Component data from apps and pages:
..........
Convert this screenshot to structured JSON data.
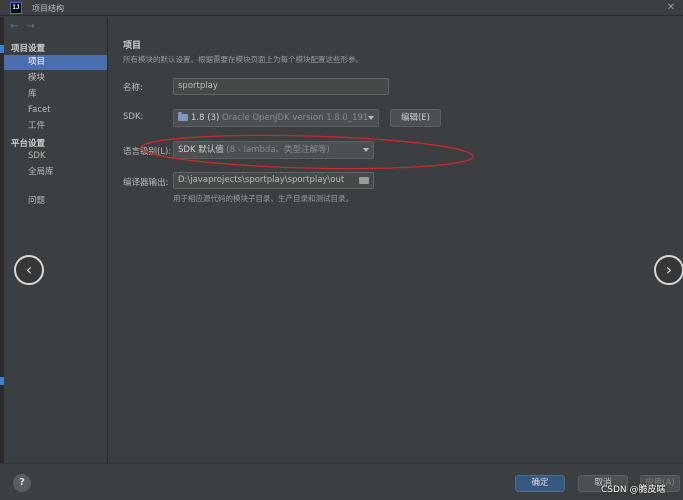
{
  "window": {
    "title": "项目结构",
    "app_icon_text": "IJ",
    "close_glyph": "✕"
  },
  "sidebar": {
    "back_glyph": "←",
    "forward_glyph": "→",
    "group_project": "项目设置",
    "items_project": [
      {
        "label": "项目",
        "selected": true
      },
      {
        "label": "模块"
      },
      {
        "label": "库"
      },
      {
        "label": "Facet"
      },
      {
        "label": "工件"
      }
    ],
    "group_platform": "平台设置",
    "items_platform": [
      {
        "label": "SDK"
      },
      {
        "label": "全局库"
      }
    ],
    "problems": "问题"
  },
  "main": {
    "section_title": "项目",
    "section_desc": "所有模块的默认设置。根据需要在模块页面上为每个模块配置这些形参。",
    "name_label": "名称:",
    "name_value": "sportplay",
    "sdk_label": "SDK:",
    "sdk_value": "1.8 (3)",
    "sdk_detail": "Oracle OpenJDK version 1.8.0_191",
    "edit_button": "编辑(E)",
    "language_level_label": "语言级别(L):",
    "language_level_value": "SDK 默认值",
    "language_level_detail": "(8 - lambda、类型注解等)",
    "compiler_output_label": "编译器输出:",
    "compiler_output_value": "D:\\javaprojects\\sportplay\\sportplay\\out",
    "compiler_output_hint": "用于相应源代码的模块子目录、生产目录和测试目录。"
  },
  "overlay": {
    "prev_glyph": "‹",
    "next_glyph": "›",
    "annotation_color": "#cc2a2a"
  },
  "footer": {
    "help_glyph": "?",
    "ok_button": "确定",
    "cancel_button": "取消",
    "apply_button": "应用(A)"
  },
  "watermark": "CSDN @脆皮瞎"
}
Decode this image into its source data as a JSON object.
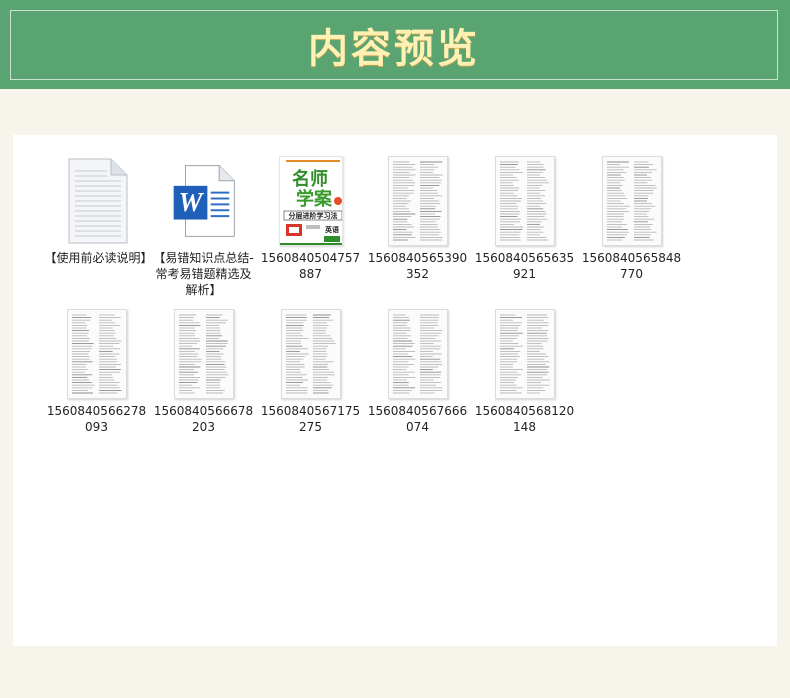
{
  "header": {
    "title": "内容预览"
  },
  "files": [
    {
      "name": "【使用前必读说明】",
      "icon": "text-document-icon"
    },
    {
      "name": "【易错知识点总结-常考易错题精选及解析】",
      "icon": "word-document-icon"
    },
    {
      "name": "1560840504757887",
      "icon": "book-cover-thumbnail"
    },
    {
      "name": "1560840565390352",
      "icon": "page-thumbnail"
    },
    {
      "name": "1560840565635921",
      "icon": "page-thumbnail"
    },
    {
      "name": "1560840565848770",
      "icon": "page-thumbnail"
    },
    {
      "name": "1560840566278093",
      "icon": "page-thumbnail"
    },
    {
      "name": "1560840566678203",
      "icon": "page-thumbnail"
    },
    {
      "name": "1560840567175275",
      "icon": "page-thumbnail"
    },
    {
      "name": "1560840567666074",
      "icon": "page-thumbnail"
    },
    {
      "name": "1560840568120148",
      "icon": "page-thumbnail"
    }
  ],
  "cover": {
    "title_line1": "名师",
    "title_line2": "学案",
    "subtitle": "分层进阶学习法",
    "tag": "英语"
  },
  "colors": {
    "banner": "#5aa472",
    "title": "#fff1b4",
    "word_blue": "#1e5fb8"
  }
}
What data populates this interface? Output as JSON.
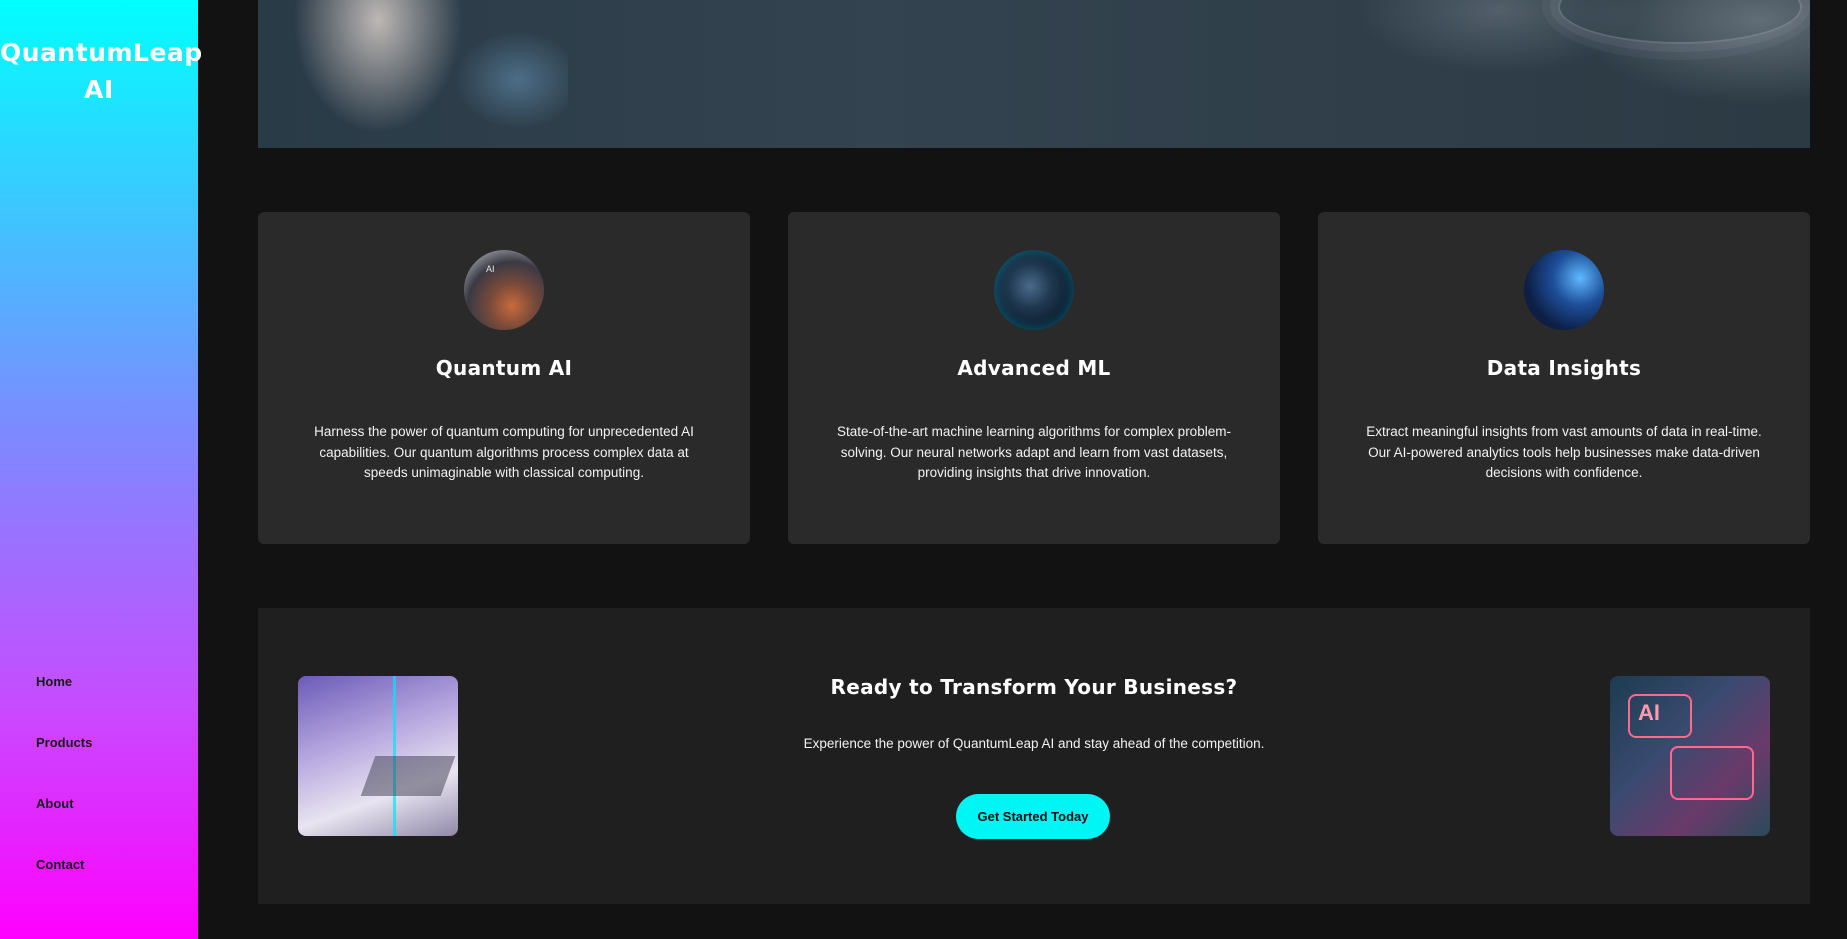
{
  "brand": {
    "name_line1": "QuantumLeap",
    "name_line2": "AI"
  },
  "nav": {
    "items": [
      {
        "label": "Home"
      },
      {
        "label": "Products"
      },
      {
        "label": "About"
      },
      {
        "label": "Contact"
      }
    ]
  },
  "features": [
    {
      "title": "Quantum AI",
      "text": "Harness the power of quantum computing for unprecedented AI capabilities. Our quantum algorithms process complex data at speeds unimaginable with classical computing.",
      "image_label": "AI"
    },
    {
      "title": "Advanced ML",
      "text": "State-of-the-art machine learning algorithms for complex problem-solving. Our neural networks adapt and learn from vast datasets, providing insights that drive innovation."
    },
    {
      "title": "Data Insights",
      "text": "Extract meaningful insights from vast amounts of data in real-time. Our AI-powered analytics tools help businesses make data-driven decisions with confidence."
    }
  ],
  "cta": {
    "title": "Ready to Transform Your Business?",
    "text": "Experience the power of QuantumLeap AI and stay ahead of the competition.",
    "button_label": "Get Started Today",
    "right_image_label": "AI"
  },
  "colors": {
    "accent": "#00f5f5",
    "sidebar_top": "#00ffff",
    "sidebar_bottom": "#ff00ff",
    "page_background": "#121212",
    "card_background": "#2a2a2a"
  }
}
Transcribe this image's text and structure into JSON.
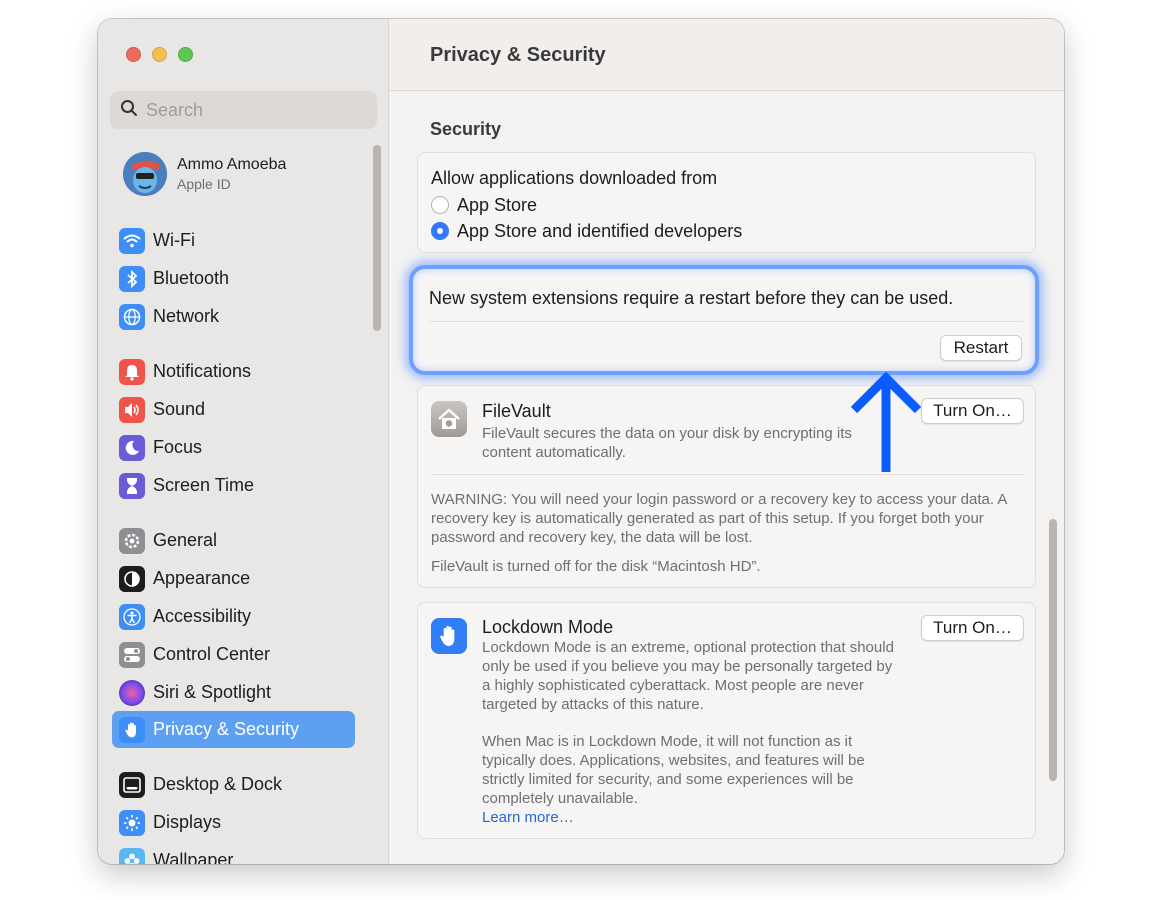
{
  "sidebar": {
    "search_placeholder": "Search",
    "profile": {
      "name": "Ammo Amoeba",
      "subtitle": "Apple ID"
    },
    "items": [
      {
        "label": "Wi-Fi",
        "icon": "wifi-icon",
        "color": "#3e8ef7"
      },
      {
        "label": "Bluetooth",
        "icon": "bluetooth-icon",
        "color": "#3e8ef7"
      },
      {
        "label": "Network",
        "icon": "globe-icon",
        "color": "#3e8ef7"
      },
      {
        "label": "Notifications",
        "icon": "bell-icon",
        "color": "#f0534a"
      },
      {
        "label": "Sound",
        "icon": "speaker-icon",
        "color": "#f0534a"
      },
      {
        "label": "Focus",
        "icon": "moon-icon",
        "color": "#6a5bd8"
      },
      {
        "label": "Screen Time",
        "icon": "hourglass-icon",
        "color": "#6a5bd8"
      },
      {
        "label": "General",
        "icon": "gear-icon",
        "color": "#8e8e93"
      },
      {
        "label": "Appearance",
        "icon": "appearance-icon",
        "color": "#1d1d1f"
      },
      {
        "label": "Accessibility",
        "icon": "accessibility-icon",
        "color": "#3e8ef7"
      },
      {
        "label": "Control Center",
        "icon": "toggles-icon",
        "color": "#8e8e93"
      },
      {
        "label": "Siri & Spotlight",
        "icon": "siri-icon",
        "color": "#5b3fd1"
      },
      {
        "label": "Privacy & Security",
        "icon": "hand-icon",
        "color": "#3e8ef7"
      },
      {
        "label": "Desktop & Dock",
        "icon": "dock-icon",
        "color": "#1d1d1f"
      },
      {
        "label": "Displays",
        "icon": "sun-icon",
        "color": "#3e8ef7"
      },
      {
        "label": "Wallpaper",
        "icon": "flower-icon",
        "color": "#5ab6f0"
      }
    ],
    "selected": "Privacy & Security"
  },
  "header": {
    "title": "Privacy & Security"
  },
  "security": {
    "section_title": "Security",
    "allow_label": "Allow applications downloaded from",
    "options": [
      "App Store",
      "App Store and identified developers"
    ],
    "selected_option": "App Store and identified developers",
    "restart_notice": "New system extensions require a restart before they can be used.",
    "restart_button": "Restart"
  },
  "filevault": {
    "title": "FileVault",
    "description": "FileVault secures the data on your disk by encrypting its content automatically.",
    "button": "Turn On…",
    "warning": "WARNING: You will need your login password or a recovery key to access your data. A recovery key is automatically generated as part of this setup. If you forget both your password and recovery key, the data will be lost.",
    "status": "FileVault is turned off for the disk “Macintosh HD”."
  },
  "lockdown": {
    "title": "Lockdown Mode",
    "description": "Lockdown Mode is an extreme, optional protection that should only be used if you believe you may be personally targeted by a highly sophisticated cyberattack. Most people are never targeted by attacks of this nature.",
    "details": "When Mac is in Lockdown Mode, it will not function as it typically does. Applications, websites, and features will be strictly limited for security, and some experiences will be completely unavailable.",
    "link": "Learn more…",
    "button": "Turn On…"
  },
  "colors": {
    "accent": "#3478f6",
    "highlight": "#6ea0ff",
    "arrow": "#0a5cff"
  }
}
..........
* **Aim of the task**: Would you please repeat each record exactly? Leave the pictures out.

* **Answer section**:
Convert this screenshot to structured JSON data.
{
  "window": {
    "title": "项目结构",
    "app_icon_text": "IJ",
    "close_glyph": "✕"
  },
  "sidebar": {
    "back_glyph": "←",
    "forward_glyph": "→",
    "group_project": "项目设置",
    "items_project": [
      {
        "label": "项目",
        "selected": true
      },
      {
        "label": "模块"
      },
      {
        "label": "库"
      },
      {
        "label": "Facet"
      },
      {
        "label": "工件"
      }
    ],
    "group_platform": "平台设置",
    "items_platform": [
      {
        "label": "SDK"
      },
      {
        "label": "全局库"
      }
    ],
    "problems": "问题"
  },
  "main": {
    "section_title": "项目",
    "section_desc": "所有模块的默认设置。根据需要在模块页面上为每个模块配置这些形参。",
    "name_label": "名称:",
    "name_value": "sportplay",
    "sdk_label": "SDK:",
    "sdk_value": "1.8 (3)",
    "sdk_detail": "Oracle OpenJDK version 1.8.0_191",
    "edit_button": "编辑(E)",
    "language_level_label": "语言级别(L):",
    "language_level_value": "SDK 默认值",
    "language_level_detail": "(8 - lambda、类型注解等)",
    "compiler_output_label": "编译器输出:",
    "compiler_output_value": "D:\\javaprojects\\sportplay\\sportplay\\out",
    "compiler_output_hint": "用于相应源代码的模块子目录、生产目录和测试目录。"
  },
  "overlay": {
    "prev_glyph": "‹",
    "next_glyph": "›",
    "annotation_color": "#cc2a2a"
  },
  "footer": {
    "help_glyph": "?",
    "ok_button": "确定",
    "cancel_button": "取消",
    "apply_button": "应用(A)"
  },
  "watermark": "CSDN @脆皮瞎"
}
Decode this image into its source data as a JSON object.
{
  "header": {
    "title": "内容预览"
  },
  "files": [
    {
      "name": "【使用前必读说明】",
      "icon": "text-document-icon"
    },
    {
      "name": "【易错知识点总结-常考易错题精选及解析】",
      "icon": "word-document-icon"
    },
    {
      "name": "1560840504757887",
      "icon": "book-cover-thumbnail"
    },
    {
      "name": "1560840565390352",
      "icon": "page-thumbnail"
    },
    {
      "name": "1560840565635921",
      "icon": "page-thumbnail"
    },
    {
      "name": "1560840565848770",
      "icon": "page-thumbnail"
    },
    {
      "name": "1560840566278093",
      "icon": "page-thumbnail"
    },
    {
      "name": "1560840566678203",
      "icon": "page-thumbnail"
    },
    {
      "name": "1560840567175275",
      "icon": "page-thumbnail"
    },
    {
      "name": "1560840567666074",
      "icon": "page-thumbnail"
    },
    {
      "name": "1560840568120148",
      "icon": "page-thumbnail"
    }
  ],
  "cover": {
    "title_line1": "名师",
    "title_line2": "学案",
    "subtitle": "分层进阶学习法",
    "tag": "英语"
  },
  "colors": {
    "banner": "#5aa472",
    "title": "#fff1b4",
    "word_blue": "#1e5fb8"
  }
}
What data populates this interface? Output as JSON.
{
  "brand": {
    "name_line1": "QuantumLeap",
    "name_line2": "AI"
  },
  "nav": {
    "items": [
      {
        "label": "Home"
      },
      {
        "label": "Products"
      },
      {
        "label": "About"
      },
      {
        "label": "Contact"
      }
    ]
  },
  "features": [
    {
      "title": "Quantum AI",
      "text": "Harness the power of quantum computing for unprecedented AI capabilities. Our quantum algorithms process complex data at speeds unimaginable with classical computing.",
      "image_label": "AI"
    },
    {
      "title": "Advanced ML",
      "text": "State-of-the-art machine learning algorithms for complex problem-solving. Our neural networks adapt and learn from vast datasets, providing insights that drive innovation."
    },
    {
      "title": "Data Insights",
      "text": "Extract meaningful insights from vast amounts of data in real-time. Our AI-powered analytics tools help businesses make data-driven decisions with confidence."
    }
  ],
  "cta": {
    "title": "Ready to Transform Your Business?",
    "text": "Experience the power of QuantumLeap AI and stay ahead of the competition.",
    "button_label": "Get Started Today",
    "right_image_label": "AI"
  },
  "colors": {
    "accent": "#00f5f5",
    "sidebar_top": "#00ffff",
    "sidebar_bottom": "#ff00ff",
    "page_background": "#121212",
    "card_background": "#2a2a2a"
  }
}
Transcribe this image's text and structure into JSON.
{
  "sidebar": {
    "search_placeholder": "Search",
    "profile": {
      "name": "Ammo Amoeba",
      "subtitle": "Apple ID"
    },
    "items": [
      {
        "label": "Wi-Fi",
        "icon": "wifi-icon",
        "color": "#3e8ef7"
      },
      {
        "label": "Bluetooth",
        "icon": "bluetooth-icon",
        "color": "#3e8ef7"
      },
      {
        "label": "Network",
        "icon": "globe-icon",
        "color": "#3e8ef7"
      },
      {
        "label": "Notifications",
        "icon": "bell-icon",
        "color": "#f0534a"
      },
      {
        "label": "Sound",
        "icon": "speaker-icon",
        "color": "#f0534a"
      },
      {
        "label": "Focus",
        "icon": "moon-icon",
        "color": "#6a5bd8"
      },
      {
        "label": "Screen Time",
        "icon": "hourglass-icon",
        "color": "#6a5bd8"
      },
      {
        "label": "General",
        "icon": "gear-icon",
        "color": "#8e8e93"
      },
      {
        "label": "Appearance",
        "icon": "appearance-icon",
        "color": "#1d1d1f"
      },
      {
        "label": "Accessibility",
        "icon": "accessibility-icon",
        "color": "#3e8ef7"
      },
      {
        "label": "Control Center",
        "icon": "toggles-icon",
        "color": "#8e8e93"
      },
      {
        "label": "Siri & Spotlight",
        "icon": "siri-icon",
        "color": "#5b3fd1"
      },
      {
        "label": "Privacy & Security",
        "icon": "hand-icon",
        "color": "#3e8ef7"
      },
      {
        "label": "Desktop & Dock",
        "icon": "dock-icon",
        "color": "#1d1d1f"
      },
      {
        "label": "Displays",
        "icon": "sun-icon",
        "color": "#3e8ef7"
      },
      {
        "label": "Wallpaper",
        "icon": "flower-icon",
        "color": "#5ab6f0"
      }
    ],
    "selected": "Privacy & Security"
  },
  "header": {
    "title": "Privacy & Security"
  },
  "security": {
    "section_title": "Security",
    "allow_label": "Allow applications downloaded from",
    "options": [
      "App Store",
      "App Store and identified developers"
    ],
    "selected_option": "App Store and identified developers",
    "restart_notice": "New system extensions require a restart before they can be used.",
    "restart_button": "Restart"
  },
  "filevault": {
    "title": "FileVault",
    "description": "FileVault secures the data on your disk by encrypting its content automatically.",
    "button": "Turn On…",
    "warning": "WARNING: You will need your login password or a recovery key to access your data. A recovery key is automatically generated as part of this setup. If you forget both your password and recovery key, the data will be lost.",
    "status": "FileVault is turned off for the disk “Macintosh HD”."
  },
  "lockdown": {
    "title": "Lockdown Mode",
    "description": "Lockdown Mode is an extreme, optional protection that should only be used if you believe you may be personally targeted by a highly sophisticated cyberattack. Most people are never targeted by attacks of this nature.",
    "details": "When Mac is in Lockdown Mode, it will not function as it typically does. Applications, websites, and features will be strictly limited for security, and some experiences will be completely unavailable.",
    "link": "Learn more…",
    "button": "Turn On…"
  },
  "colors": {
    "accent": "#3478f6",
    "highlight": "#6ea0ff",
    "arrow": "#0a5cff"
  }
}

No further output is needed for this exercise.